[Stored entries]
________________________________________

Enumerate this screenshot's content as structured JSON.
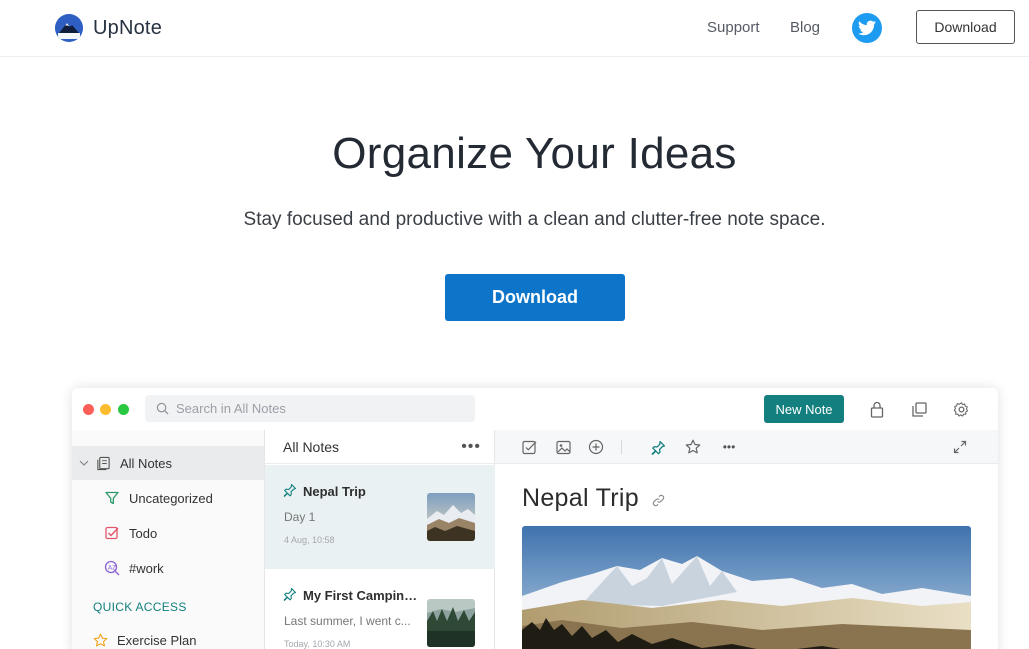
{
  "nav": {
    "brand": "UpNote",
    "links": [
      "Support",
      "Blog"
    ],
    "download_label": "Download"
  },
  "hero": {
    "title": "Organize Your Ideas",
    "subtitle": "Stay focused and productive with a clean and clutter-free note space.",
    "cta_label": "Download"
  },
  "app": {
    "search_placeholder": "Search in All Notes",
    "new_note_label": "New Note",
    "sidebar": {
      "items": [
        {
          "label": "All Notes",
          "icon": "notes-icon",
          "active": true
        },
        {
          "label": "Uncategorized",
          "icon": "filter-icon"
        },
        {
          "label": "Todo",
          "icon": "checkbox-icon"
        },
        {
          "label": "#work",
          "icon": "tag-search-icon"
        }
      ],
      "quick_access_title": "QUICK ACCESS",
      "quick_items": [
        {
          "label": "Exercise Plan",
          "icon": "star-icon"
        }
      ]
    },
    "list": {
      "title": "All Notes",
      "more": "•••",
      "notes": [
        {
          "title": "Nepal Trip",
          "snippet": "Day 1",
          "date": "4 Aug, 10:58",
          "pinned": true,
          "active": true
        },
        {
          "title": "My First Camping...",
          "snippet": "Last summer, I went c...",
          "date": "Today, 10:30 AM",
          "pinned": true,
          "active": false
        }
      ]
    },
    "editor": {
      "title": "Nepal Trip",
      "more": "•••"
    }
  },
  "colors": {
    "accent": "#0c74c9",
    "teal": "#137f7f",
    "twitter": "#1d9bf0"
  }
}
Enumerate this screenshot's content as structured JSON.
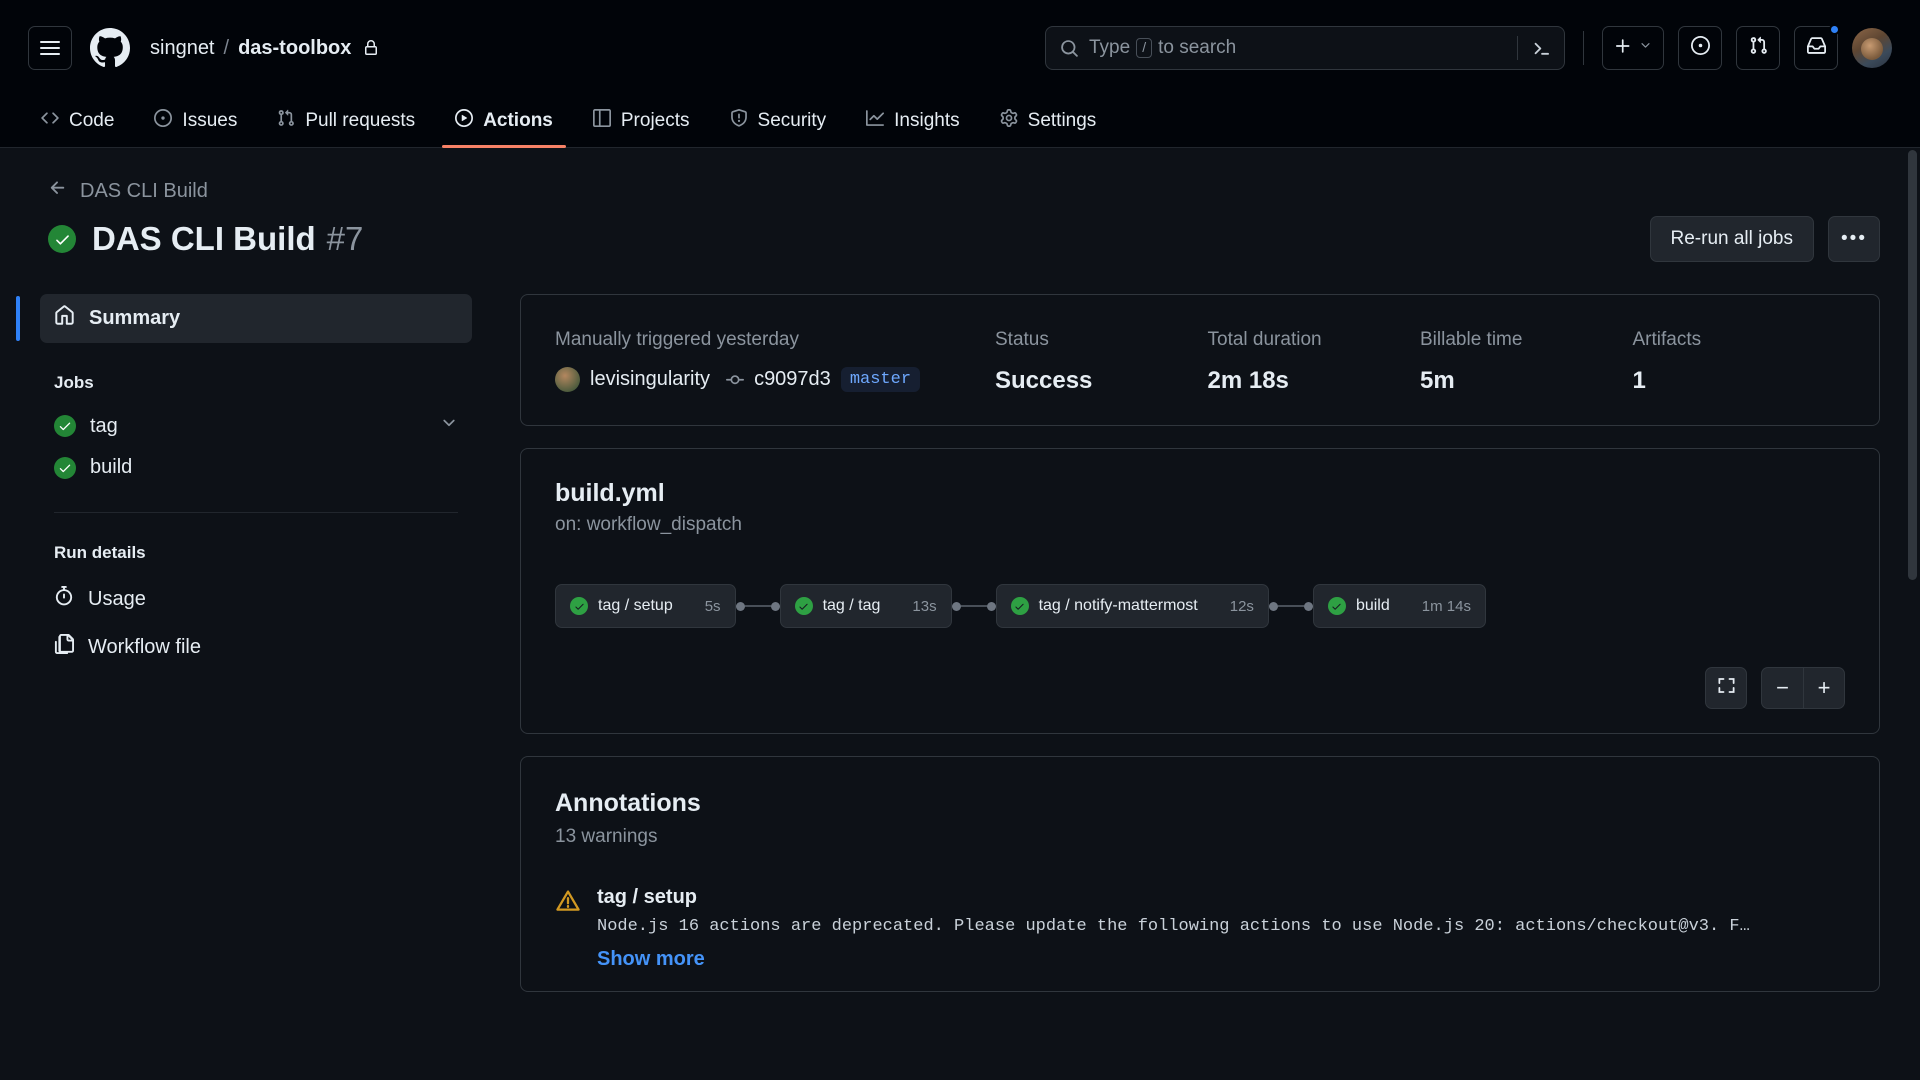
{
  "header": {
    "menu_icon": "hamburger-menu-icon",
    "logo_icon": "github-logo-icon",
    "owner": "singnet",
    "separator": "/",
    "repo": "das-toolbox",
    "lock_icon": "lock-icon",
    "search": {
      "placeholder_prefix": "Type",
      "slash_key": "/",
      "placeholder_suffix": "to search",
      "search_icon": "search-icon",
      "terminal_icon": "terminal-icon"
    },
    "create_new_label": "+",
    "create_new_icon": "plus-icon",
    "chevron_icon": "chevron-down-icon",
    "issues_icon": "issues-dot-icon",
    "pull_requests_icon": "pull-request-icon",
    "inbox_icon": "inbox-icon",
    "avatar_icon": "user-avatar"
  },
  "nav": {
    "tabs": [
      {
        "label": "Code",
        "icon": "code-icon",
        "active": false
      },
      {
        "label": "Issues",
        "icon": "issue-opened-icon",
        "active": false
      },
      {
        "label": "Pull requests",
        "icon": "git-pull-request-icon",
        "active": false
      },
      {
        "label": "Actions",
        "icon": "play-icon",
        "active": true
      },
      {
        "label": "Projects",
        "icon": "table-icon",
        "active": false
      },
      {
        "label": "Security",
        "icon": "shield-icon",
        "active": false
      },
      {
        "label": "Insights",
        "icon": "graph-icon",
        "active": false
      },
      {
        "label": "Settings",
        "icon": "gear-icon",
        "active": false
      }
    ]
  },
  "run": {
    "back_label": "DAS CLI Build",
    "back_icon": "arrow-left-icon",
    "status_icon": "check-circle-icon",
    "title": "DAS CLI Build",
    "number": "#7",
    "rerun_label": "Re-run all jobs",
    "kebab_label": "•••"
  },
  "sidebar": {
    "summary": {
      "label": "Summary",
      "icon": "home-icon"
    },
    "jobs_header": "Jobs",
    "jobs": [
      {
        "label": "tag",
        "icon": "check-circle-icon",
        "expandable": true
      },
      {
        "label": "build",
        "icon": "check-circle-icon",
        "expandable": false
      }
    ],
    "run_details_header": "Run details",
    "details": [
      {
        "label": "Usage",
        "icon": "stopwatch-icon"
      },
      {
        "label": "Workflow file",
        "icon": "file-code-icon"
      }
    ]
  },
  "summary": {
    "trigger_text": "Manually triggered yesterday",
    "actor": "levisingularity",
    "commit_icon": "git-commit-icon",
    "commit_sha": "c9097d3",
    "branch": "master",
    "metrics": [
      {
        "label": "Status",
        "value": "Success"
      },
      {
        "label": "Total duration",
        "value": "2m 18s"
      },
      {
        "label": "Billable time",
        "value": "5m"
      },
      {
        "label": "Artifacts",
        "value": "1"
      }
    ]
  },
  "workflow": {
    "file_name": "build.yml",
    "trigger": "on: workflow_dispatch",
    "nodes": [
      {
        "label": "tag / setup",
        "duration": "5s",
        "status": "success"
      },
      {
        "label": "tag / tag",
        "duration": "13s",
        "status": "success"
      },
      {
        "label": "tag / notify-mattermost",
        "duration": "12s",
        "status": "success"
      },
      {
        "label": "build",
        "duration": "1m 14s",
        "status": "success"
      }
    ],
    "controls": {
      "fullscreen_icon": "fullscreen-icon",
      "zoom_out_label": "−",
      "zoom_in_label": "+"
    }
  },
  "annotations": {
    "title": "Annotations",
    "subtitle": "13 warnings",
    "items": [
      {
        "warn_icon": "warning-triangle-icon",
        "job": "tag / setup",
        "message": "Node.js 16 actions are deprecated. Please update the following actions to use Node.js 20: actions/checkout@v3. F…",
        "show_more": "Show more"
      }
    ]
  },
  "colors": {
    "accent": "#2f81f7",
    "success": "#238636",
    "active_tab": "#f78166",
    "warning": "#d29922",
    "link": "#4493f8",
    "branch_text": "#6ea8fe"
  }
}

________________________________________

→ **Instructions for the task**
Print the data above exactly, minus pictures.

→ **Completed task**
Enumerate this screenshot's content as structured JSON.
{
  "nav": {
    "brand": "UpNote",
    "links": [
      "Support",
      "Blog"
    ],
    "download_label": "Download"
  },
  "hero": {
    "title": "Organize Your Ideas",
    "subtitle": "Stay focused and productive with a clean and clutter-free note space.",
    "cta_label": "Download"
  },
  "app": {
    "search_placeholder": "Search in All Notes",
    "new_note_label": "New Note",
    "sidebar": {
      "items": [
        {
          "label": "All Notes",
          "icon": "notes-icon",
          "active": true
        },
        {
          "label": "Uncategorized",
          "icon": "filter-icon"
        },
        {
          "label": "Todo",
          "icon": "checkbox-icon"
        },
        {
          "label": "#work",
          "icon": "tag-search-icon"
        }
      ],
      "quick_access_title": "QUICK ACCESS",
      "quick_items": [
        {
          "label": "Exercise Plan",
          "icon": "star-icon"
        }
      ]
    },
    "list": {
      "title": "All Notes",
      "more": "•••",
      "notes": [
        {
          "title": "Nepal Trip",
          "snippet": "Day 1",
          "date": "4 Aug, 10:58",
          "pinned": true,
          "active": true
        },
        {
          "title": "My First Camping...",
          "snippet": "Last summer, I went c...",
          "date": "Today, 10:30 AM",
          "pinned": true,
          "active": false
        }
      ]
    },
    "editor": {
      "title": "Nepal Trip",
      "more": "•••"
    }
  },
  "colors": {
    "accent": "#0c74c9",
    "teal": "#137f7f",
    "twitter": "#1d9bf0"
  }
}
Enumerate this screenshot's content as structured JSON.
{
  "header": {
    "menu_icon": "hamburger-menu-icon",
    "logo_icon": "github-logo-icon",
    "owner": "singnet",
    "separator": "/",
    "repo": "das-toolbox",
    "lock_icon": "lock-icon",
    "search": {
      "placeholder_prefix": "Type",
      "slash_key": "/",
      "placeholder_suffix": "to search",
      "search_icon": "search-icon",
      "terminal_icon": "terminal-icon"
    },
    "create_new_label": "+",
    "create_new_icon": "plus-icon",
    "chevron_icon": "chevron-down-icon",
    "issues_icon": "issues-dot-icon",
    "pull_requests_icon": "pull-request-icon",
    "inbox_icon": "inbox-icon",
    "avatar_icon": "user-avatar"
  },
  "nav": {
    "tabs": [
      {
        "label": "Code",
        "icon": "code-icon",
        "active": false
      },
      {
        "label": "Issues",
        "icon": "issue-opened-icon",
        "active": false
      },
      {
        "label": "Pull requests",
        "icon": "git-pull-request-icon",
        "active": false
      },
      {
        "label": "Actions",
        "icon": "play-icon",
        "active": true
      },
      {
        "label": "Projects",
        "icon": "table-icon",
        "active": false
      },
      {
        "label": "Security",
        "icon": "shield-icon",
        "active": false
      },
      {
        "label": "Insights",
        "icon": "graph-icon",
        "active": false
      },
      {
        "label": "Settings",
        "icon": "gear-icon",
        "active": false
      }
    ]
  },
  "run": {
    "back_label": "DAS CLI Build",
    "back_icon": "arrow-left-icon",
    "status_icon": "check-circle-icon",
    "title": "DAS CLI Build",
    "number": "#7",
    "rerun_label": "Re-run all jobs",
    "kebab_label": "•••"
  },
  "sidebar": {
    "summary": {
      "label": "Summary",
      "icon": "home-icon"
    },
    "jobs_header": "Jobs",
    "jobs": [
      {
        "label": "tag",
        "icon": "check-circle-icon",
        "expandable": true
      },
      {
        "label": "build",
        "icon": "check-circle-icon",
        "expandable": false
      }
    ],
    "run_details_header": "Run details",
    "details": [
      {
        "label": "Usage",
        "icon": "stopwatch-icon"
      },
      {
        "label": "Workflow file",
        "icon": "file-code-icon"
      }
    ]
  },
  "summary": {
    "trigger_text": "Manually triggered yesterday",
    "actor": "levisingularity",
    "commit_icon": "git-commit-icon",
    "commit_sha": "c9097d3",
    "branch": "master",
    "metrics": [
      {
        "label": "Status",
        "value": "Success"
      },
      {
        "label": "Total duration",
        "value": "2m 18s"
      },
      {
        "label": "Billable time",
        "value": "5m"
      },
      {
        "label": "Artifacts",
        "value": "1"
      }
    ]
  },
  "workflow": {
    "file_name": "build.yml",
    "trigger": "on: workflow_dispatch",
    "nodes": [
      {
        "label": "tag / setup",
        "duration": "5s",
        "status": "success"
      },
      {
        "label": "tag / tag",
        "duration": "13s",
        "status": "success"
      },
      {
        "label": "tag / notify-mattermost",
        "duration": "12s",
        "status": "success"
      },
      {
        "label": "build",
        "duration": "1m 14s",
        "status": "success"
      }
    ],
    "controls": {
      "fullscreen_icon": "fullscreen-icon",
      "zoom_out_label": "−",
      "zoom_in_label": "+"
    }
  },
  "annotations": {
    "title": "Annotations",
    "subtitle": "13 warnings",
    "items": [
      {
        "warn_icon": "warning-triangle-icon",
        "job": "tag / setup",
        "message": "Node.js 16 actions are deprecated. Please update the following actions to use Node.js 20: actions/checkout@v3. F…",
        "show_more": "Show more"
      }
    ]
  },
  "colors": {
    "accent": "#2f81f7",
    "success": "#238636",
    "active_tab": "#f78166",
    "warning": "#d29922",
    "link": "#4493f8",
    "branch_text": "#6ea8fe"
  }
}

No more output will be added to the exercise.